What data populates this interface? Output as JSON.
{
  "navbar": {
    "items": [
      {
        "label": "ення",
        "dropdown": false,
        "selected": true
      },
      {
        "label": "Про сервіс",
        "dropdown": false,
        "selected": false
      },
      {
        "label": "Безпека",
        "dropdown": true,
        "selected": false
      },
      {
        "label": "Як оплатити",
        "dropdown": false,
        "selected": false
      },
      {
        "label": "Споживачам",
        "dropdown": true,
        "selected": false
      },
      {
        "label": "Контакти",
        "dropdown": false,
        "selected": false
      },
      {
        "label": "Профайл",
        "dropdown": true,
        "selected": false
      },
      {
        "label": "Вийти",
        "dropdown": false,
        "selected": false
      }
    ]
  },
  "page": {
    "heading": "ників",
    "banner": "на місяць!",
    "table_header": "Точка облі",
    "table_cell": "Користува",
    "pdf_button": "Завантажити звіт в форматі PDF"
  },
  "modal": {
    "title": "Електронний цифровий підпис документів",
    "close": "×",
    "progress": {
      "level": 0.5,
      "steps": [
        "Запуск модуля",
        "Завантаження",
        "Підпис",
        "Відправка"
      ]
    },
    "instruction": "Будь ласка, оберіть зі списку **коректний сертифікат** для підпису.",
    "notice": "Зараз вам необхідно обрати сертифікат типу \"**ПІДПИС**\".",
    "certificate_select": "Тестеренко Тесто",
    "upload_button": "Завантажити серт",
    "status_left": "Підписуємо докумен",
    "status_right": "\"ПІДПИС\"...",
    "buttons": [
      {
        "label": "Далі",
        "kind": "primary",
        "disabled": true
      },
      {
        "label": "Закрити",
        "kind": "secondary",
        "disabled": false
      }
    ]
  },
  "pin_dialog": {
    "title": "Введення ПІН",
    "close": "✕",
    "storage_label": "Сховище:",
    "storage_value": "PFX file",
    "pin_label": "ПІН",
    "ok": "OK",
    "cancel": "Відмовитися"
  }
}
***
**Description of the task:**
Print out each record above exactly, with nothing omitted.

**Expected answer:**
What data populates this interface? Output as JSON.
{
  "navbar": {
    "items": [
      {
        "label": "ення",
        "dropdown": false,
        "selected": true
      },
      {
        "label": "Про сервіс",
        "dropdown": false,
        "selected": false
      },
      {
        "label": "Безпека",
        "dropdown": true,
        "selected": false
      },
      {
        "label": "Як оплатити",
        "dropdown": false,
        "selected": false
      },
      {
        "label": "Споживачам",
        "dropdown": true,
        "selected": false
      },
      {
        "label": "Контакти",
        "dropdown": false,
        "selected": false
      },
      {
        "label": "Профайл",
        "dropdown": true,
        "selected": false
      },
      {
        "label": "Вийти",
        "dropdown": false,
        "selected": false
      }
    ]
  },
  "page": {
    "heading": "ників",
    "banner": "на місяць!",
    "table_header": "Точка облі",
    "table_cell": "Користува",
    "pdf_button": "Завантажити звіт в форматі PDF"
  },
  "modal": {
    "title": "Електронний цифровий підпис документів",
    "close": "×",
    "progress": {
      "level": 0.5,
      "steps": [
        "Запуск модуля",
        "Завантаження",
        "Підпис",
        "Відправка"
      ]
    },
    "instruction": "Будь ласка, оберіть зі списку **коректний сертифікат** для підпису.",
    "notice": "Зараз вам необхідно обрати сертифікат типу \"**ПІДПИС**\".",
    "certificate_select": "Тестеренко Тесто",
    "upload_button": "Завантажити серт",
    "status_left": "Підписуємо докумен",
    "status_right": "\"ПІДПИС\"...",
    "buttons": [
      {
        "label": "Далі",
        "kind": "primary",
        "disabled": true
      },
      {
        "label": "Закрити",
        "kind": "secondary",
        "disabled": false
      }
    ]
  },
  "pin_dialog": {
    "title": "Введення ПІН",
    "close": "✕",
    "storage_label": "Сховище:",
    "storage_value": "PFX file",
    "pin_label": "ПІН",
    "ok": "OK",
    "cancel": "Відмовитися"
  }
}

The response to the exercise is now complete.